Well, OK, time to wrap this up. I'm ready to start posting about other projects...
A 2nd crew came out for the final part. They had a different tree trunk "grabber". The previous day's grabber had hydraulic problems. So did the new one. Apparently, from what I overheard, the hydraulic lines can fall loose and then get cut if the crew isn't careful. I have some square foot spots with hydraulic fluid on my lawn which can't be good for the grass. I will have to replace some soil...
They finally had to use a small fork lift attachment (which must have used a different set of hyrdaulic lines) to move the last sections tree trunk away. It worked well enough.
With the last pieces of tree trunk removed, the crew brought the stump-grinder into play. It a 2' diameter circular saw but with teeth like a small T Rex. The operator hanles 3 joy-sticks like some super arcade-game-player. He stands behind a shield, and wears super goggles for protection.
Anyway, the grinder blade is moved back and forth, up and down, forward and back (three directions, so 3 joysticks) and can take off about 1/2" of wood at a time. So 10" of remaining tree trunk and going 6" below ground level took a while. 2 hours or so, actually. It finally looked like this...
The grinder guy wasn't thrilled to have to go below ground level on the stump (all that extra work), but I had made sure that was part of the quote, so I insisted. Getting the stump below ground level hastens rotting and prevents the roots from sending up endless shoots.
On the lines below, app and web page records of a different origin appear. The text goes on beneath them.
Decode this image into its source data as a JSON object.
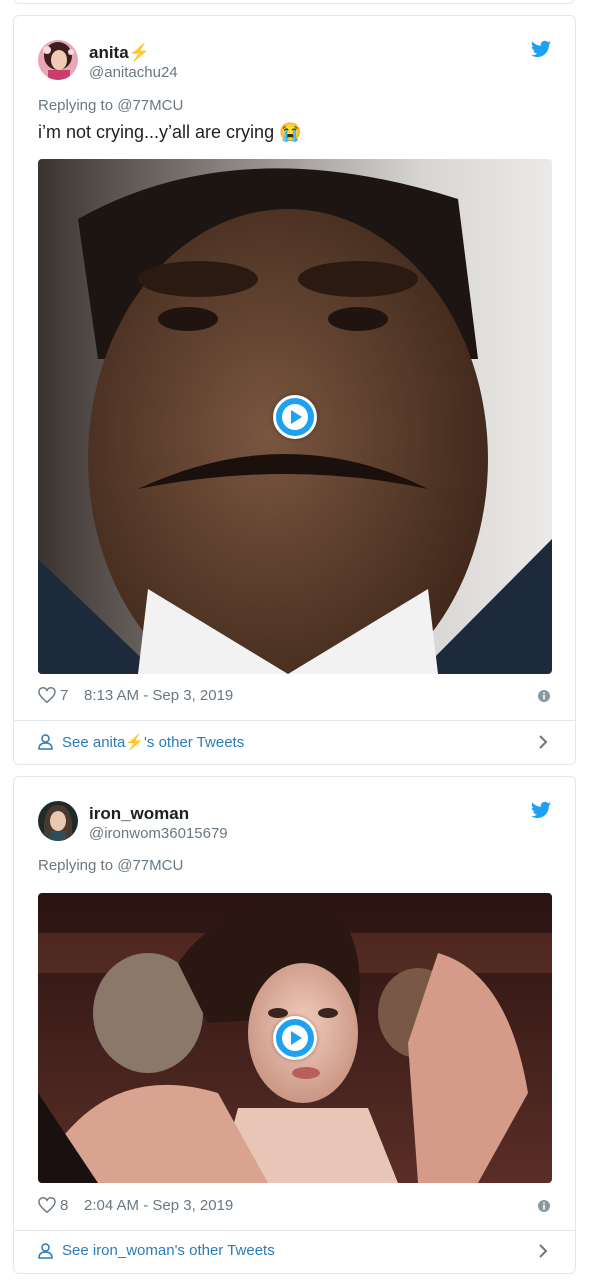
{
  "tweets": [
    {
      "display_name": "anita⚡",
      "handle": "@anitachu24",
      "reply_to": "Replying to @77MCU",
      "text": "i’m not crying...y’all are crying 😭",
      "likes": "7",
      "timestamp": "8:13 AM - Sep 3, 2019",
      "see_more": "See anita⚡'s other Tweets",
      "media": "video"
    },
    {
      "display_name": "iron_woman",
      "handle": "@ironwom36015679",
      "reply_to": "Replying to @77MCU",
      "likes": "8",
      "timestamp": "2:04 AM - Sep 3, 2019",
      "see_more": "See iron_woman's other Tweets",
      "media": "video"
    }
  ],
  "colors": {
    "accent": "#1da1f2",
    "link": "#2b7bb9",
    "muted": "#697882",
    "border": "#e1e8ed"
  },
  "icons": [
    "twitter-bird-icon",
    "play-icon",
    "heart-icon",
    "info-icon",
    "person-icon",
    "chevron-right-icon"
  ]
}
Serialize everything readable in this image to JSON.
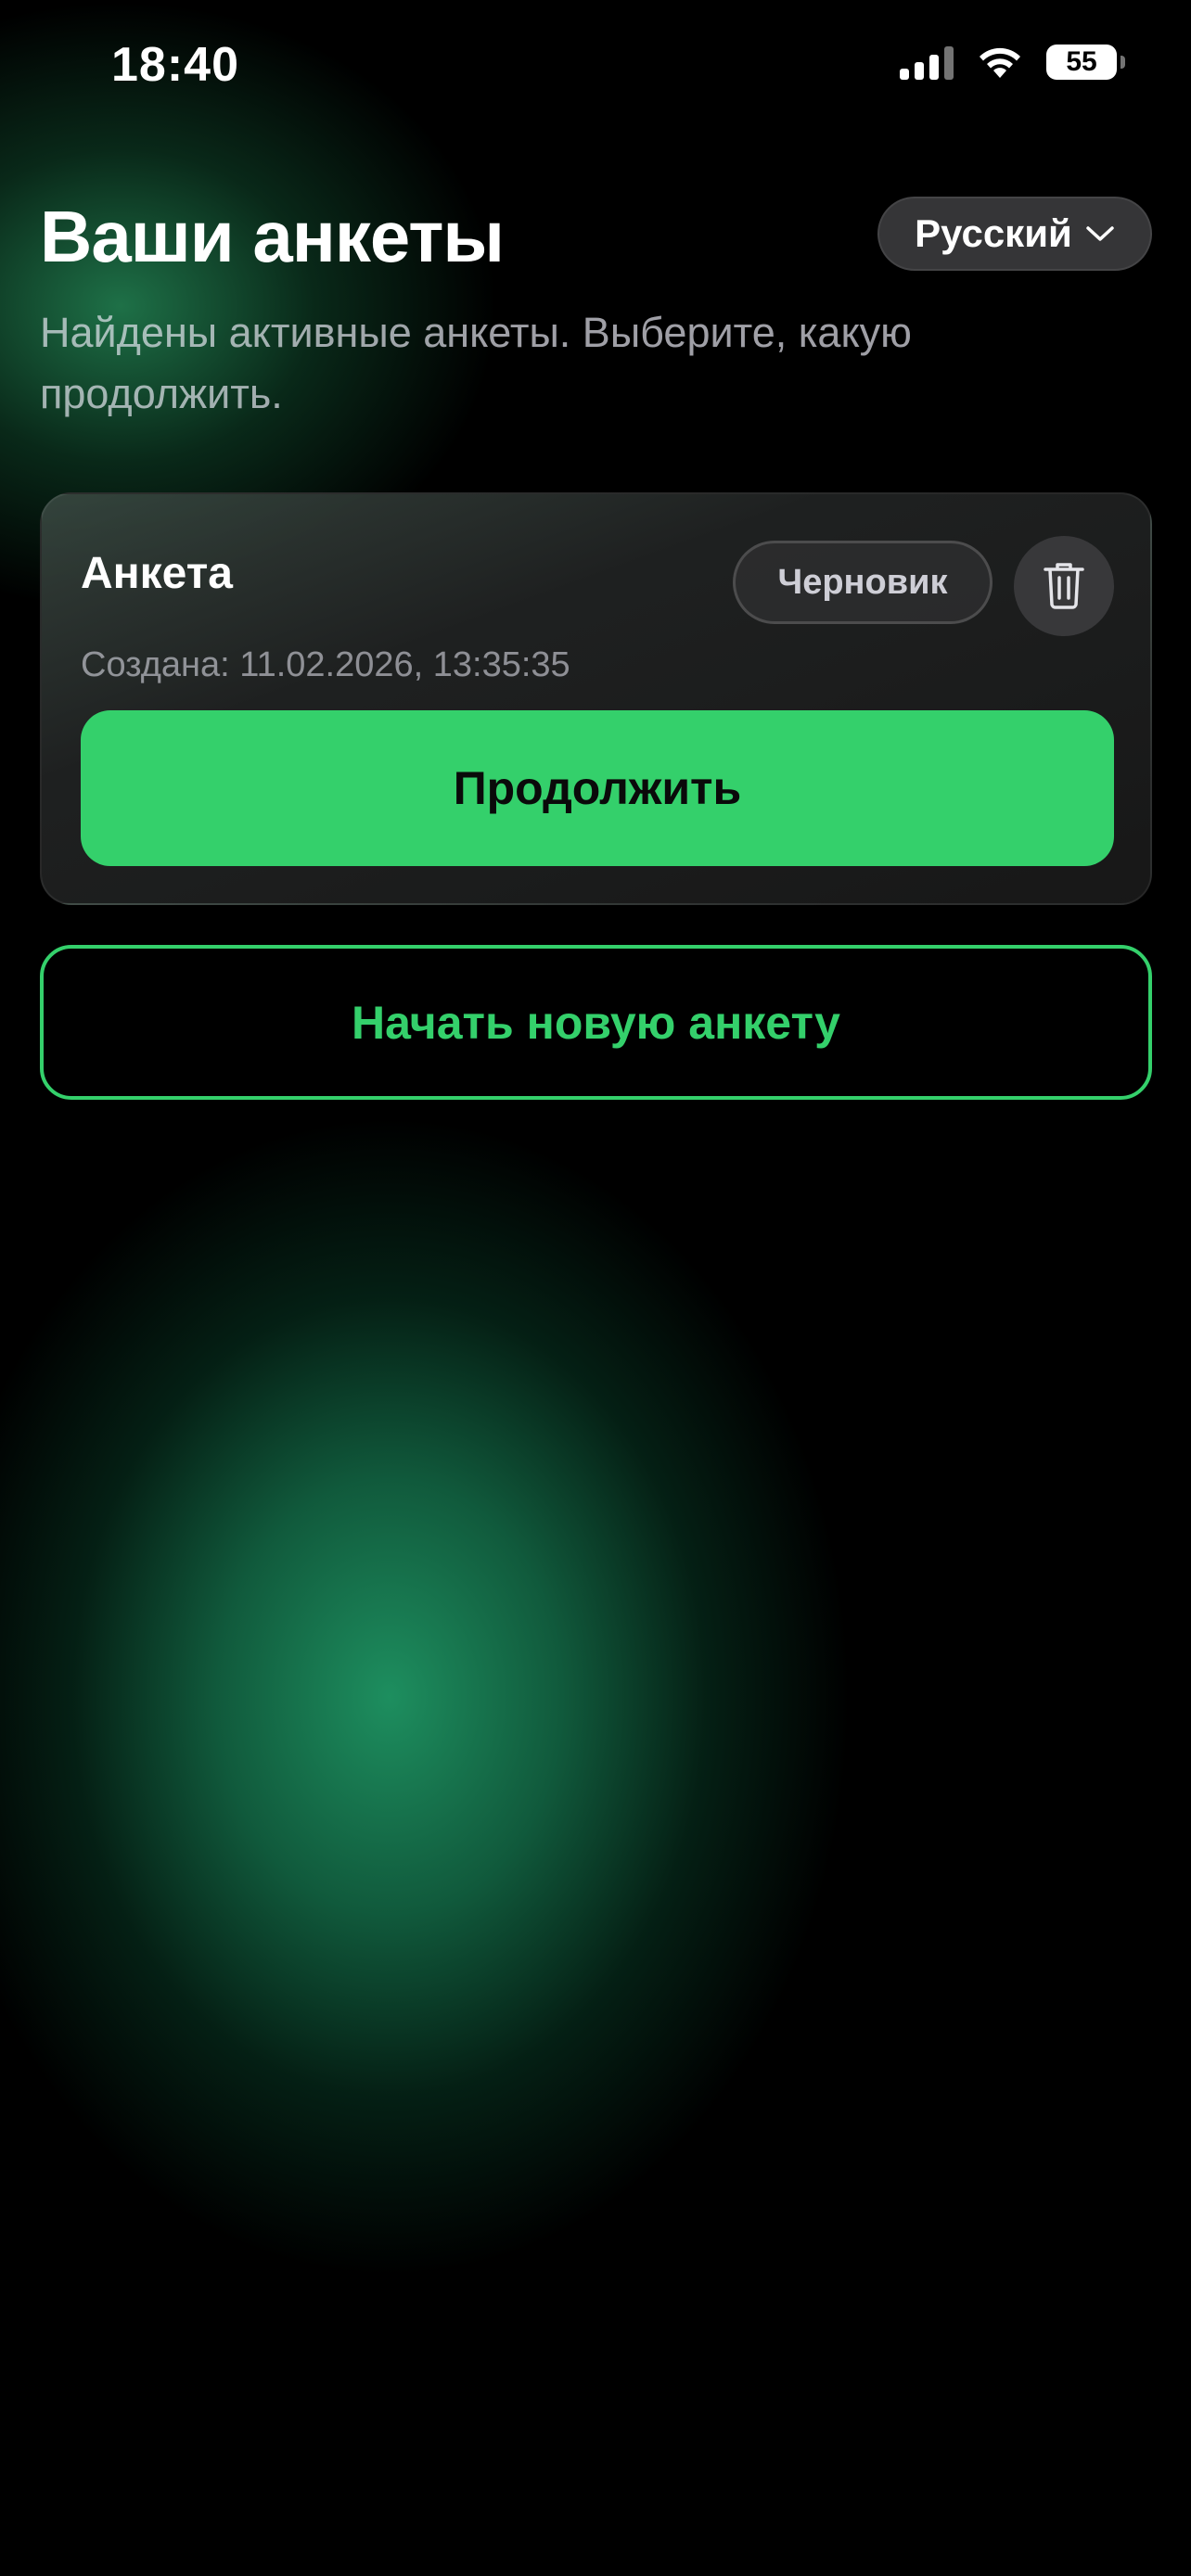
{
  "status_bar": {
    "time": "18:40",
    "battery_level": "55",
    "icons": [
      "signal-icon",
      "wifi-icon",
      "battery-icon"
    ]
  },
  "header": {
    "title": "Ваши анкеты",
    "language": "Русский",
    "subtitle": "Найдены активные анкеты. Выберите, какую продолжить."
  },
  "forms": [
    {
      "title": "Анкета",
      "status": "Черновик",
      "created": "Создана: 11.02.2026, 13:35:35",
      "continue_label": "Продолжить",
      "delete_icon": "trash-icon"
    }
  ],
  "actions": {
    "new_form_label": "Начать новую анкету"
  },
  "colors": {
    "accent": "#34d06b",
    "background": "#000000",
    "card": "#1c1c1e"
  }
}
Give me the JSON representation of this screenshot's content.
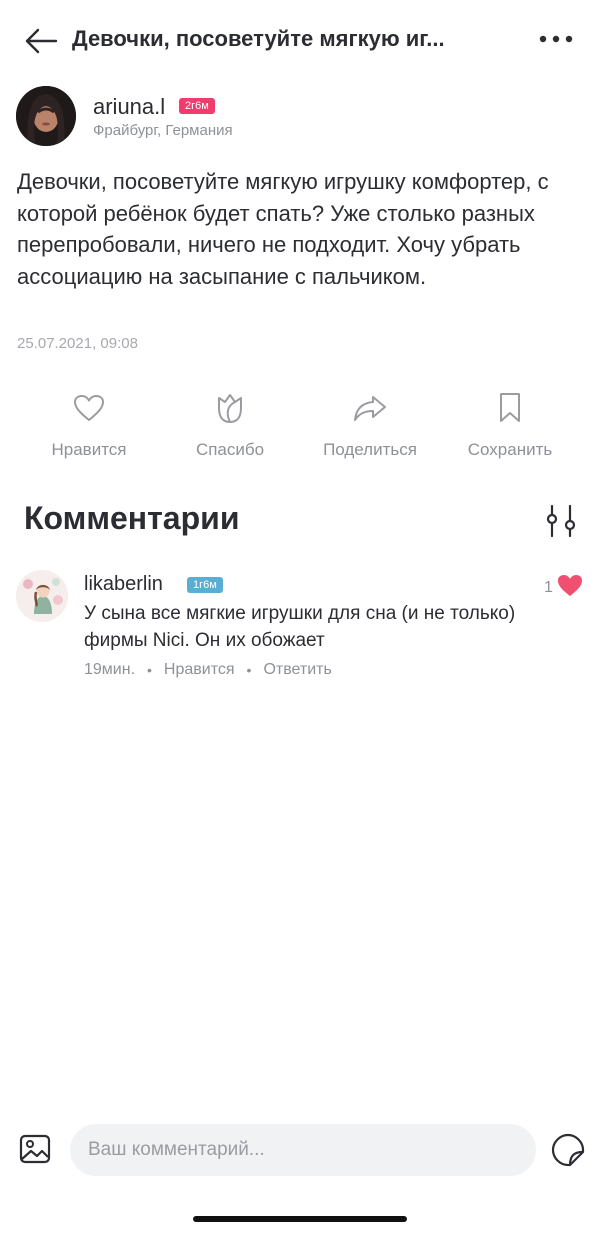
{
  "header": {
    "title": "Девочки, посоветуйте мягкую иг..."
  },
  "post": {
    "author": {
      "username": "ariuna.l",
      "child_age_badge": "2г6м",
      "location": "Фрайбург, Германия"
    },
    "text": "Девочки, посоветуйте мягкую игрушку комфортер, с которой ребёнок будет спать? Уже столько разных перепробовали, ничего не подходит. Хочу убрать ассоциацию на засыпание с пальчиком.",
    "date": "25.07.2021, 09:08",
    "actions": [
      {
        "label": "Нравится",
        "icon": "heart-outline-icon"
      },
      {
        "label": "Спасибо",
        "icon": "flower-icon"
      },
      {
        "label": "Поделиться",
        "icon": "share-arrow-icon"
      },
      {
        "label": "Сохранить",
        "icon": "bookmark-icon"
      }
    ]
  },
  "comments_section": {
    "title": "Комментарии",
    "filter_icon": "filter-sliders-icon",
    "comments": [
      {
        "username": "likaberlin",
        "child_age_badge": "1г6м",
        "text": "У сына все мягкие игрушки для сна (и не только) фирмы Nici. Он их обожает",
        "time": "19мин.",
        "like_action": "Нравится",
        "reply_action": "Ответить",
        "likes": "1"
      }
    ]
  },
  "composer": {
    "placeholder": "Ваш комментарий...",
    "image_icon": "image-icon",
    "sticker_icon": "sticker-icon"
  },
  "colors": {
    "accent_pink": "#ef3d6e",
    "badge_blue": "#5aaed1",
    "heart_filled": "#ef5070",
    "muted_text": "#8e9197"
  }
}
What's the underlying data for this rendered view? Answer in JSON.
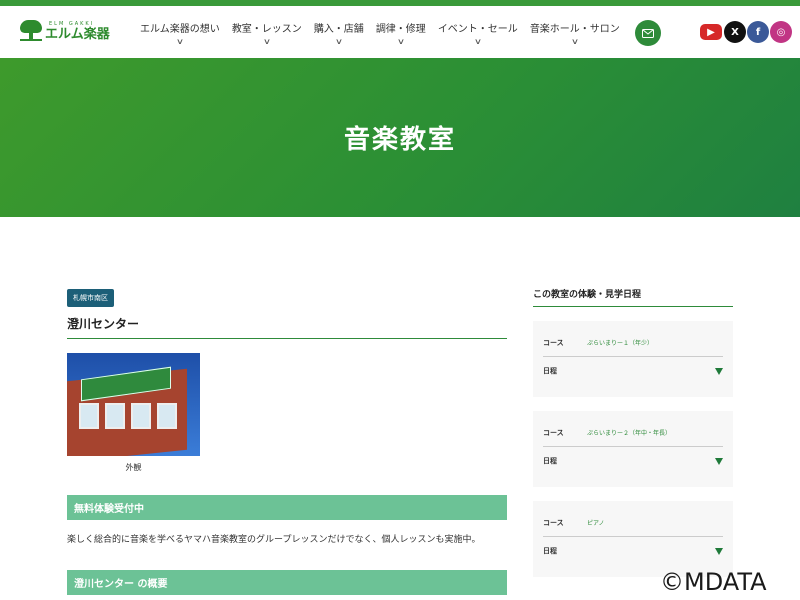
{
  "brand": {
    "name": "エルム楽器",
    "sub": "ELM GAKKI",
    "accent": "#2e8b3a"
  },
  "nav": [
    {
      "label": "エルム楽器の想い"
    },
    {
      "label": "教室・レッスン"
    },
    {
      "label": "購入・店舗"
    },
    {
      "label": "調律・修理"
    },
    {
      "label": "イベント・セール"
    },
    {
      "label": "音楽ホール・サロン"
    }
  ],
  "social": {
    "youtube": "▶",
    "x": "X",
    "facebook": "f",
    "instagram": "◎"
  },
  "hero": {
    "title": "音楽教室"
  },
  "main": {
    "area_tag": "札幌市南区",
    "center_name": "澄川センター",
    "photo_caption": "外観",
    "section1_title": "無料体験受付中",
    "section1_text": "楽しく総合的に音楽を学べるヤマハ音楽教室のグループレッスンだけでなく、個人レッスンも実施中。",
    "section2_title": "澄川センター の概要"
  },
  "sidebar": {
    "title": "この教室の体験・見学日程",
    "course_label": "コース",
    "schedule_label": "日程",
    "courses": [
      {
        "name": "ぷらいまりー１（年少）"
      },
      {
        "name": "ぷらいまりー２（年中・年長）"
      },
      {
        "name": "ピアノ"
      }
    ]
  },
  "watermark": "©MDATA"
}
They insisted that they had to spread the wood chippings out as company practice, so I didn't argue. I'll take care of that later.
All the gardening experts say that raw wood chips are NOT good for spreading around plants and shrubs. First, the decomposing wood uses up all the nitrogen in the soil. Second, it attracts slugs and snails that will eat your plants. Third, "artillery mushrooms" love to grow in it and they spread their spores by exploding (hence the name "artillery") and the stuff leaves bright sticky pink material up to 4' away. Not a problem where my chips are, but I've seen pictures of the stuff staining cars and house siding.
They did a great cleanup job! They not only raked the entire worksite of all leaves and sticks, they got up on the roof and blew all the debris off there. Then they even swept the gutter screens clean! Finally they blew the sawdust and debris off the deck.
Even with the delays from the equipment hydraulic lines on 2 pieces of equipment, they did an outstanding job. I'll forgive the small puddles of hydraulic fluid leakage on the lawn as collateral damage and repair that myself. The compacted soul from the equipment running all over it needs repair anyway. I'll dig up the oily spots and trash it, then work the entire area over with my roto-tiller.
And I have an excavation crew coming in next week. Maybe they will do that for me as part of the project. I mean, they are digging up soil and disposing of a lot of it (a ridge of weeds, clay and gravel) anyway, and then bringing in 2 truckloads of topsoil to raise the sunken front lawn, so a bucketloader could dig up the "soiled soil" and replace it with a little of the new topsoil.
We'll see. They are coming out here next week (day unknown). Their work is tricky to schedule as sometimes other jobs go fast or slow, and I get only a days notice of when they will arrive.
More about THAT next time!